(Although all three groups interbred at low levels after their evolutionary paths diverged—and such interbreeding may have been the source of the Denisovan mtDNA in the first Sima fossil whose DNA was sequenced.) Indeed, Meyer suggested in his talk that the ancestors of H. sapiens may have diverged from the branch leading to Neandertals and Denisovans as early as 550,000 to 765,000 years ago, although those results depend on different mutation rates in humans and are still unpublished.
That would mean that the ancestors of humans were already wandering down a solitary path apart from the other kinds of archaic humans on the planet 100,000 to 400,000 years earlier than expected. “It resolves one controversy—that they’re in the Neandertal clade,” says paleoanthropologist Chris Stringer of the Natural History Museum in London. “But it’s not all good news: From my point of view, it pushes back the origin of H. sapiens from the Neandertals and Denisovans.”
The possibility that humans were a distinct group so early shakes up the human family tree, promising to lead to new debate about when and where the branches belong...."
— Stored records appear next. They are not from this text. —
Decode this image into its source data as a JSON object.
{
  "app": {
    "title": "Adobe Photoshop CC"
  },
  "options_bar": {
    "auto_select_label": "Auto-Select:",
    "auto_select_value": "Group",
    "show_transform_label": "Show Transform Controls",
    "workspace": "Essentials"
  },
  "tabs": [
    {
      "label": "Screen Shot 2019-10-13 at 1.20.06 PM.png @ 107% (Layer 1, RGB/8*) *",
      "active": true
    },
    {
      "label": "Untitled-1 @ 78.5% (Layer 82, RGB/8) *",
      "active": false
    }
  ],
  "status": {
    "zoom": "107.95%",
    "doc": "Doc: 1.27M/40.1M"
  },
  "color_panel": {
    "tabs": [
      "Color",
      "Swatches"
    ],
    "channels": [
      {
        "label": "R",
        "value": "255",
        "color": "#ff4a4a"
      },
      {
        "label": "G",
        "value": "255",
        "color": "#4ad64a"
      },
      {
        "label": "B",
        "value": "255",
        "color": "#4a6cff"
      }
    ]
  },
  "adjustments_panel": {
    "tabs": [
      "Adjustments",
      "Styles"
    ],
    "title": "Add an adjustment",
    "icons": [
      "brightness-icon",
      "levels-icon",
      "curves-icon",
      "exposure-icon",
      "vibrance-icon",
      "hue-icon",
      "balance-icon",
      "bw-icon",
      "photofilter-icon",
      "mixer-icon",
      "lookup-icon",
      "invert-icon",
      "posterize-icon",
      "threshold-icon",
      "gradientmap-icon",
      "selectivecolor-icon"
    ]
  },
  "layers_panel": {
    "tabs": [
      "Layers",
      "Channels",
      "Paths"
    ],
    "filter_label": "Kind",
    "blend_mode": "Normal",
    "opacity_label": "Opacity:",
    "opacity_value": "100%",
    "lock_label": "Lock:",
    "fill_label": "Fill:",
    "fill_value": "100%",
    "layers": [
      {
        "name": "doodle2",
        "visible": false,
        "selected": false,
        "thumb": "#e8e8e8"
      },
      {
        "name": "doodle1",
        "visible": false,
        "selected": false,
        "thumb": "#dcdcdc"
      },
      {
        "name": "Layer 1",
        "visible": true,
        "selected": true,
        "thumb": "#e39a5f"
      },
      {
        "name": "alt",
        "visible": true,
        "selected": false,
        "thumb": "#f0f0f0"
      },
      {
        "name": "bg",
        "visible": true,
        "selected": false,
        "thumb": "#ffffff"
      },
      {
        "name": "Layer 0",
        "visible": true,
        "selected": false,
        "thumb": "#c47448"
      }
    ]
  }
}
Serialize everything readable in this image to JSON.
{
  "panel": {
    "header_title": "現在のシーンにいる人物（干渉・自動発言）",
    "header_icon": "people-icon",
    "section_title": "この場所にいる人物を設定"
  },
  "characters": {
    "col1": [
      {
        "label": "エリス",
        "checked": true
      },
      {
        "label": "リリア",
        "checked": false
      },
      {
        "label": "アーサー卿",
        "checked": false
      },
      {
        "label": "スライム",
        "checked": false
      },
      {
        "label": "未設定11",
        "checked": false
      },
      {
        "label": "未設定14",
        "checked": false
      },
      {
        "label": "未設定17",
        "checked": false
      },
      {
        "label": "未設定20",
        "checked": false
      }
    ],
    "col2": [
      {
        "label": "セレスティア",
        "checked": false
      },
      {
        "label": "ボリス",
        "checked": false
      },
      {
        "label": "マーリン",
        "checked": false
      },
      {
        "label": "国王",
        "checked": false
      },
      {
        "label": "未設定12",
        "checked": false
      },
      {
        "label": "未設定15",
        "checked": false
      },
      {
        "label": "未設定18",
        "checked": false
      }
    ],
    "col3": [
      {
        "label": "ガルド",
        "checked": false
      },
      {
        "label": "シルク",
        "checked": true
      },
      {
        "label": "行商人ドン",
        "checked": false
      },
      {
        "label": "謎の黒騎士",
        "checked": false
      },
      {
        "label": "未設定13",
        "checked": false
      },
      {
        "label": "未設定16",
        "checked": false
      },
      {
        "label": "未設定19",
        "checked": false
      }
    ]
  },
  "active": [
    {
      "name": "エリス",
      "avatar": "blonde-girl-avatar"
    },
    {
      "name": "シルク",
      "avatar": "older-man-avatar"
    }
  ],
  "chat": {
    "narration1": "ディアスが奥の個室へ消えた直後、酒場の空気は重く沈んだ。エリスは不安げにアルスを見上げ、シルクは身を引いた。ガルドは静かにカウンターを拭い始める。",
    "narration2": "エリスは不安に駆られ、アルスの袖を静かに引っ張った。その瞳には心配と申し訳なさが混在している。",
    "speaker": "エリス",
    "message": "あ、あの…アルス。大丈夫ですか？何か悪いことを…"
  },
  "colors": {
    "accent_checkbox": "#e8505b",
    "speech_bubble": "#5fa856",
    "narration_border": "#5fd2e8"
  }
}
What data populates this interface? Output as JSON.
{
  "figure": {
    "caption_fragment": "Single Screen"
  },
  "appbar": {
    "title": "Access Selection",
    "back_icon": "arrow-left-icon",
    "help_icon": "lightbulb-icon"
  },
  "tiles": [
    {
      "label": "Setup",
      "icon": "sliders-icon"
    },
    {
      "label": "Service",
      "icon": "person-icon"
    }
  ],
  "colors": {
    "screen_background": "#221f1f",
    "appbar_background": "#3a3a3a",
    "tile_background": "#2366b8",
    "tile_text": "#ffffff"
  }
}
LONDON—In a remarkable technical feat, researchers have sequenced DNA from fossils in Spain that are about 300,000 to 400,000 years old and have found an ancestor—or close relative—of Neandertals. The nuclear DNA, which is the oldest ever sequenced from a member of the human family, may push back the date for the origins of the distinct ancestors of Neandertals and modern humans, according to a presentation here yesterday at the fifth annual meeting of the European Society for the study of human evolution.